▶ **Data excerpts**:
------------

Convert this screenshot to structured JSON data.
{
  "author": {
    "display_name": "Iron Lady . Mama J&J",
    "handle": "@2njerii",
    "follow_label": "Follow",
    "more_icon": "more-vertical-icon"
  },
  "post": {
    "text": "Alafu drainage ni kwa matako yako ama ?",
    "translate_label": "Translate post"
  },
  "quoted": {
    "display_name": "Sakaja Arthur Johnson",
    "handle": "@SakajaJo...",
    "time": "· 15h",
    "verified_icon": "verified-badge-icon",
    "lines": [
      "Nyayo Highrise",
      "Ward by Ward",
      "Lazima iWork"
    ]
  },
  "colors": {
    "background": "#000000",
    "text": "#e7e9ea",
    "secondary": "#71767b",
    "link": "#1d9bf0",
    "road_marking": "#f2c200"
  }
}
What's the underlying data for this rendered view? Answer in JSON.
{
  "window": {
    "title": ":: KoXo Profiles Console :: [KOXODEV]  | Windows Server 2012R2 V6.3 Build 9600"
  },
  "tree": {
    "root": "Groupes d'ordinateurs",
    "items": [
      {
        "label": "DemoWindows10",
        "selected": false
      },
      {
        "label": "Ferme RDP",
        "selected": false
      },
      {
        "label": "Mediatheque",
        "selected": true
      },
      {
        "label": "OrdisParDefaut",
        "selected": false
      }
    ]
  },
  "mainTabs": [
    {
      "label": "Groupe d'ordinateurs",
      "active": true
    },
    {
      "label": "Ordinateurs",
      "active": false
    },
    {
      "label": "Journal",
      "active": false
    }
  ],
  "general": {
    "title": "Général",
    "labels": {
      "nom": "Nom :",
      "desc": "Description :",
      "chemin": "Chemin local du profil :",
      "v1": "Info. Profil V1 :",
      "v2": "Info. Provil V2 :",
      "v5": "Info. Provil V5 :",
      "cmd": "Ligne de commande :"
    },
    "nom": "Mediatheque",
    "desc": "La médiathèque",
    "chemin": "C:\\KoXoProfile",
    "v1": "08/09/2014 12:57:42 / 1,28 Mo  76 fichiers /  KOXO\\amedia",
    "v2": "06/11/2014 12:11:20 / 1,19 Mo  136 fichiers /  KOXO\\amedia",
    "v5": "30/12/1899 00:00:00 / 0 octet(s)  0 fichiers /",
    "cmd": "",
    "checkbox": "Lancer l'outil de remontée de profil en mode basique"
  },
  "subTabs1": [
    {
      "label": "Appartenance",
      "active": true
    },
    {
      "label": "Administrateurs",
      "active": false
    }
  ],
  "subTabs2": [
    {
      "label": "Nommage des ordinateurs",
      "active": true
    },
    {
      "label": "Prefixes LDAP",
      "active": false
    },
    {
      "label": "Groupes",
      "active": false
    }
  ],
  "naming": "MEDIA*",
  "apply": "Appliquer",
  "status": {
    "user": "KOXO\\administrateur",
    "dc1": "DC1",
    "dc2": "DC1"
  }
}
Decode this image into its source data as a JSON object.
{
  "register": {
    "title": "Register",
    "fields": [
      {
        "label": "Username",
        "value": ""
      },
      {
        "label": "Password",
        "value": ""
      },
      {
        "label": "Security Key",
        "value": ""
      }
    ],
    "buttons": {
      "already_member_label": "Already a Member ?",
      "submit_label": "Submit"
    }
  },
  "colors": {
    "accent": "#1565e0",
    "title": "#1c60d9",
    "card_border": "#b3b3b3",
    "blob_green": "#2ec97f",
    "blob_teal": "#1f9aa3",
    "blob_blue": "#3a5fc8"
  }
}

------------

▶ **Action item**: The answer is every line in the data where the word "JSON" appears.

▶ **Output of the task**:
Convert this screenshot to structured JSON data.
What's the underlying data for this rendered view? Answer in JSON.
Decode this image into its source data as a JSON object.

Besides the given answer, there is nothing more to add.